A high-ranking administration official said Brock is making the trip in response to a request Suzuki made over the weekend. Brock will discuss the administration's political dilemma on the auto question, rising sentiment in Congress to restrict Japanese car sales here to help the U.S. industry retool and become more competitive, and other trade problems. Brock will not negotiate any agreement. To maintain its free-trade posture, the Reagan administration will not suggest any import limits, but will welcome any help the Japanese want to give, the administration source said.
Brock is expected to confer with Suzuki, the Japanese foreign minister and the minister of the Ministry of International Trade and Industry, another official said. The Japanese urgently want to resolve the issue before Suzuki's visit, but U.S. officials aren't sure exactly when the Japanese will announce any decision, the official said. Brock wouldn't go to Tokyo if the Japanese "weren't very sincere" in wanting to end the problem, the official said.
Not only is the auto question a delicate political issue in Japan where different factions of government and the automakers are bickering, but Brock must explain the difficulty of Reagan possibly vetoing popular but protectionist import legislation while trying to get his economic recovery program through Congress.
Brock will explain that Congress intends to pass legislation limiting Japanese exports to 1.6 million units a year, about 300,000 less than shipped here last year, and that the only concession the administration can make in return for voluntary import restrictions by the Japanese is a promise to oppose the legislation, the official said.

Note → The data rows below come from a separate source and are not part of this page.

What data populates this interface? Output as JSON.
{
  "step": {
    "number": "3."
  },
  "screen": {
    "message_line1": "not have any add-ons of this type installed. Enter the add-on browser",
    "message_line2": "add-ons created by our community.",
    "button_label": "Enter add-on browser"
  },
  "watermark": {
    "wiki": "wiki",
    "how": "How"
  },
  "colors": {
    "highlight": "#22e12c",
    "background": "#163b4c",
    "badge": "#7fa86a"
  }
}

The Japanese automakers, who last week rebuffed direct appeals by their government for export restraint, have said they will hold exports to 1.82 million cars, the number they sold here last year. But Brock is expected to tell the government officials that such a cutback -- or one for less than three years -- would receive a negative reaction from Congress and would build momentum for passing stiff quotas, the official said.
The Japanese requested for several weeks a high-ranking delegation to discuss the auto question, the official said. However, Brock only agreed to the visit this weekend when Suzuki said he would discuss opening trade in other areas such as agriculture, semi-conductors, leather and services and reducing nontariff barriers, the official said.

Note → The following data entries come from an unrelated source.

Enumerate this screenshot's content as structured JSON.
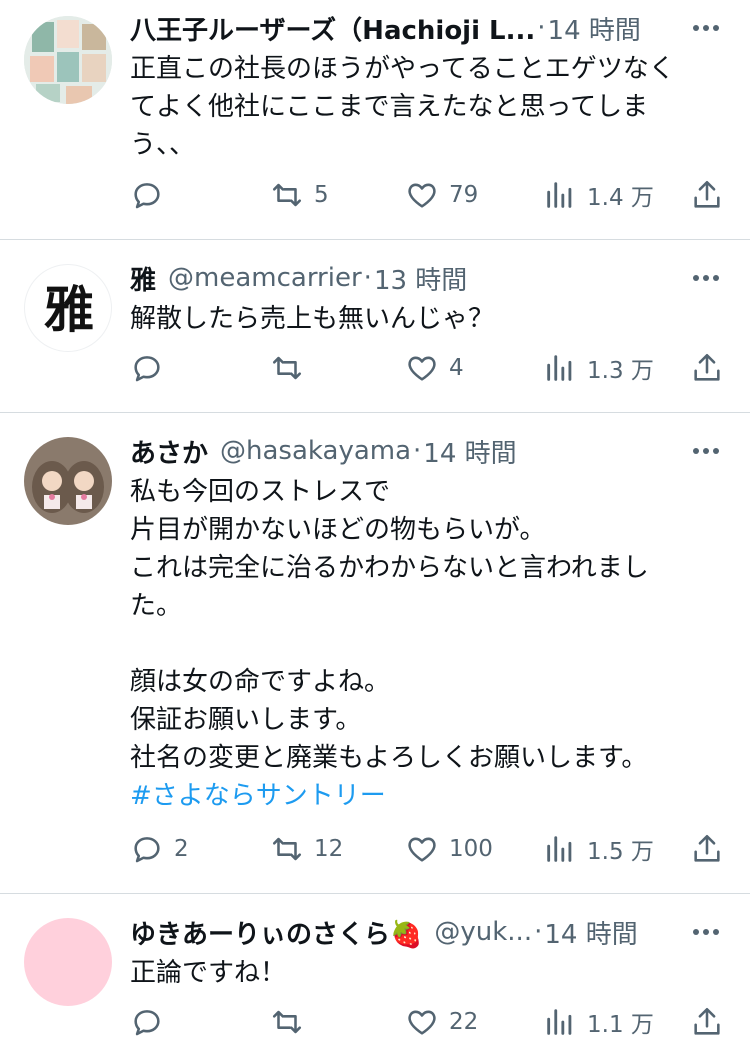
{
  "tweets": [
    {
      "name": "八王子ルーザーズ（Hachioji L...",
      "handle": "",
      "time": "14 時間",
      "lines": [
        "正直この社長のほうがやってることエゲツなく",
        "てよく他社にここまで言えたなと思ってしま",
        "う、、"
      ],
      "hashtag": "",
      "replies": "",
      "retweets": "5",
      "likes": "79",
      "views": "1.4 万",
      "avatar": "photo-collage"
    },
    {
      "name": "雅",
      "handle": "@meamcarrier",
      "time": "13 時間",
      "lines": [
        "解散したら売上も無いんじゃ？"
      ],
      "hashtag": "",
      "replies": "",
      "retweets": "",
      "likes": "4",
      "views": "1.3 万",
      "avatar_text": "雅"
    },
    {
      "name": "あさか",
      "handle": "@hasakayama",
      "time": "14 時間",
      "lines": [
        "私も今回のストレスで",
        "片目が開かないほどの物もらいが。",
        "これは完全に治るかわからないと言われまし",
        "た。",
        "",
        "顔は女の命ですよね。",
        "保証お願いします。",
        "社名の変更と廃業もよろしくお願いします。"
      ],
      "hashtag": "#さよならサントリー",
      "replies": "2",
      "retweets": "12",
      "likes": "100",
      "views": "1.5 万",
      "avatar": "plush-dolls"
    },
    {
      "name": "ゆきあーりぃのさくら🍓",
      "handle": "@yuk...",
      "time": "14 時間",
      "lines": [
        "正論ですね！"
      ],
      "hashtag": "",
      "replies": "",
      "retweets": "",
      "likes": "22",
      "views": "1.1 万",
      "avatar_color": "#ffd0dc"
    }
  ],
  "colors": {
    "text": "#0f1419",
    "muted": "#536471",
    "link": "#1d9bf0",
    "divider": "#d6dce0"
  }
}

The format for the talks was unclear yesterday. The official said he wasn't sure exactly what the Japanese wanted to ask Brock and whether he would be used as a sounding board to come up with voluntary import limits that might be acceptable to Congress.
In addition to discussing the increasingly protectionist mood in Congress, Brock will say that the auto industry management and labor are willing to make great concessions to help themselves. The Japanese automakers, angered that they are being asked to sacrifice for the sake of the U.S. auto industry, have urged that Detroit contribute more.
However, the official noted that the United Auto Workers union is facing elections this spring and it will be difficult for a candidate to run on a platform of cutting wages and benefits to help the industry as a whole.